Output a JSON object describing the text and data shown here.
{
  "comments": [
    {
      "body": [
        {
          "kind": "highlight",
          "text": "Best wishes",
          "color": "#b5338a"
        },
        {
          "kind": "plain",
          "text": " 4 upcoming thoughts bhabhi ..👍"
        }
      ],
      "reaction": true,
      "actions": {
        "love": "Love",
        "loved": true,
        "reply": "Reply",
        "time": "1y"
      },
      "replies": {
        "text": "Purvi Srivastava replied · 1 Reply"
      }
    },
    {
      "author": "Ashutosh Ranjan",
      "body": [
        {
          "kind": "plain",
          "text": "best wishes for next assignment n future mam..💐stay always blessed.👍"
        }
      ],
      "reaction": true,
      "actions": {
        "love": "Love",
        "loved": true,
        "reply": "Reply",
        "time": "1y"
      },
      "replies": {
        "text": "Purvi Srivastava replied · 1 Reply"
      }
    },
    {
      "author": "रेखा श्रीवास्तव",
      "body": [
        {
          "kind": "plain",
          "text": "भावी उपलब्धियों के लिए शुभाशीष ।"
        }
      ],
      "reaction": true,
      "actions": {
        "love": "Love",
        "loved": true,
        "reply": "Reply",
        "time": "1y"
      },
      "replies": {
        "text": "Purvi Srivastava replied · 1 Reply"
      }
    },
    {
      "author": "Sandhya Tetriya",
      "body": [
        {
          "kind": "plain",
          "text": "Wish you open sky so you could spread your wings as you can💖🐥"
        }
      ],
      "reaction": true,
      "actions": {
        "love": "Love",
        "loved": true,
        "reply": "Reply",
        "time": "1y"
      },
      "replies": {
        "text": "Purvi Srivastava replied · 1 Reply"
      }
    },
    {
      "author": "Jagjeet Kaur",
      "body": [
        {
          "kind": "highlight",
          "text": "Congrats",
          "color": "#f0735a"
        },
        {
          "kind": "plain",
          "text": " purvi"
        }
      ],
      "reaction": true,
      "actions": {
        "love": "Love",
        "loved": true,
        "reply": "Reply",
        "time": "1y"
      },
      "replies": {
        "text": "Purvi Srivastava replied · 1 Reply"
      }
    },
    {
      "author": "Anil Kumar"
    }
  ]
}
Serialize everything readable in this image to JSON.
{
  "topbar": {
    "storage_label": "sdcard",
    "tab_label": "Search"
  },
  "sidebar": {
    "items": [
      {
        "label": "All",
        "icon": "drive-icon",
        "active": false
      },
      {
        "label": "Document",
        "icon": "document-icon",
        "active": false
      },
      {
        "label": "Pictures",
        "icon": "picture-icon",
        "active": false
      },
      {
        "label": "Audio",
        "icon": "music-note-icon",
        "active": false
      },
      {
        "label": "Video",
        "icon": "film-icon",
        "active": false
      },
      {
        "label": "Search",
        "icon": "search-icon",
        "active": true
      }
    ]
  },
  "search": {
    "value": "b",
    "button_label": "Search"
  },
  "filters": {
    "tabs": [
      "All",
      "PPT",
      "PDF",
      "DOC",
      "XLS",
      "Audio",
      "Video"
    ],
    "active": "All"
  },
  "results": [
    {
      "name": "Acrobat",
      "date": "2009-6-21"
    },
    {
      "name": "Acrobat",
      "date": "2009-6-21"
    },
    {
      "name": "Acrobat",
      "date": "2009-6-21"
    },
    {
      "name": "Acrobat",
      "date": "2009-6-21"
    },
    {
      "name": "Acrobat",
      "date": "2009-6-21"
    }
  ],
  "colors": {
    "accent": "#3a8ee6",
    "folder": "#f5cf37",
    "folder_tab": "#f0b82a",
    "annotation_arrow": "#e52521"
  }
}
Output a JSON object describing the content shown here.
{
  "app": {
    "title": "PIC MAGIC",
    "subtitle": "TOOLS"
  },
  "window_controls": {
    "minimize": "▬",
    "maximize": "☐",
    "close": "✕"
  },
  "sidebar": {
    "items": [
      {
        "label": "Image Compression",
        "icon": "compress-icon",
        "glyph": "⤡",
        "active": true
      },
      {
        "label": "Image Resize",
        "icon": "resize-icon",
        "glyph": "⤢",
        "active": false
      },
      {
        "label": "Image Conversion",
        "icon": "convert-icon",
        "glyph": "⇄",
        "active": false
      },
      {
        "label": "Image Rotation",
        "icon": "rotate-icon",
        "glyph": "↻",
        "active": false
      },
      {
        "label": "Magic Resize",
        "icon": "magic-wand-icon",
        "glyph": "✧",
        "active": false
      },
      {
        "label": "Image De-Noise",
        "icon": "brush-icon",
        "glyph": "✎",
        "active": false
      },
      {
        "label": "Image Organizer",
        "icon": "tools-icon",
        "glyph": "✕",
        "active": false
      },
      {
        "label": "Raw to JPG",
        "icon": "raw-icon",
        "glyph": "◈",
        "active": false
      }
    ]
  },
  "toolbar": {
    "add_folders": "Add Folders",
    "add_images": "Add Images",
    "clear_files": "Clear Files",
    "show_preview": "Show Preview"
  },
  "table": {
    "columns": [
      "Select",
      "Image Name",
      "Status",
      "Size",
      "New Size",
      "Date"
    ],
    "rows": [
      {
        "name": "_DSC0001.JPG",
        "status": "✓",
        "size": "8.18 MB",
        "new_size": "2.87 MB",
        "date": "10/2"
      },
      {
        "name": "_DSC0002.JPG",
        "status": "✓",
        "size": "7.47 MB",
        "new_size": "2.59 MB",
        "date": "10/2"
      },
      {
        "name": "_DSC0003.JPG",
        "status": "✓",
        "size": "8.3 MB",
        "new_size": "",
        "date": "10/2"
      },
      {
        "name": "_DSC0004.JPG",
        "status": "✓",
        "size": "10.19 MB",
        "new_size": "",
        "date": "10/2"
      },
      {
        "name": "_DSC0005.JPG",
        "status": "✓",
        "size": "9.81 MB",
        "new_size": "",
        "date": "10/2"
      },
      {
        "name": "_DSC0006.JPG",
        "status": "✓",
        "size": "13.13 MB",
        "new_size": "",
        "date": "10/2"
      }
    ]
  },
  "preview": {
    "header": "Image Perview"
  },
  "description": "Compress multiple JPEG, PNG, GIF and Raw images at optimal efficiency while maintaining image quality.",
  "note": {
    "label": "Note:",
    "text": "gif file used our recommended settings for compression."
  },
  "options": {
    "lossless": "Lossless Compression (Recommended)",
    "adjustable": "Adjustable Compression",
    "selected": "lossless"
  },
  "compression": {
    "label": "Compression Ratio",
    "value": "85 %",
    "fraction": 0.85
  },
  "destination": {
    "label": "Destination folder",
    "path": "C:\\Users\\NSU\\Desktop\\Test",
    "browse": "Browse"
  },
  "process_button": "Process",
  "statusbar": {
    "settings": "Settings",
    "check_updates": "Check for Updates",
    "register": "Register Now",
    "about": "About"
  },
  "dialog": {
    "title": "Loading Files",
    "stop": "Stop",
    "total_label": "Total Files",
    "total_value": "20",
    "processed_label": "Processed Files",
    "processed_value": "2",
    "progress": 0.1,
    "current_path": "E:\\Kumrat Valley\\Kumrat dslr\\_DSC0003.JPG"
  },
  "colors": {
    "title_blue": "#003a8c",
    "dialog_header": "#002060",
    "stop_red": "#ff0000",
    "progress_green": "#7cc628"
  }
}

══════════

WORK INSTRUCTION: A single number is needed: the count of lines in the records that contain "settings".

RESULT BELOW: 2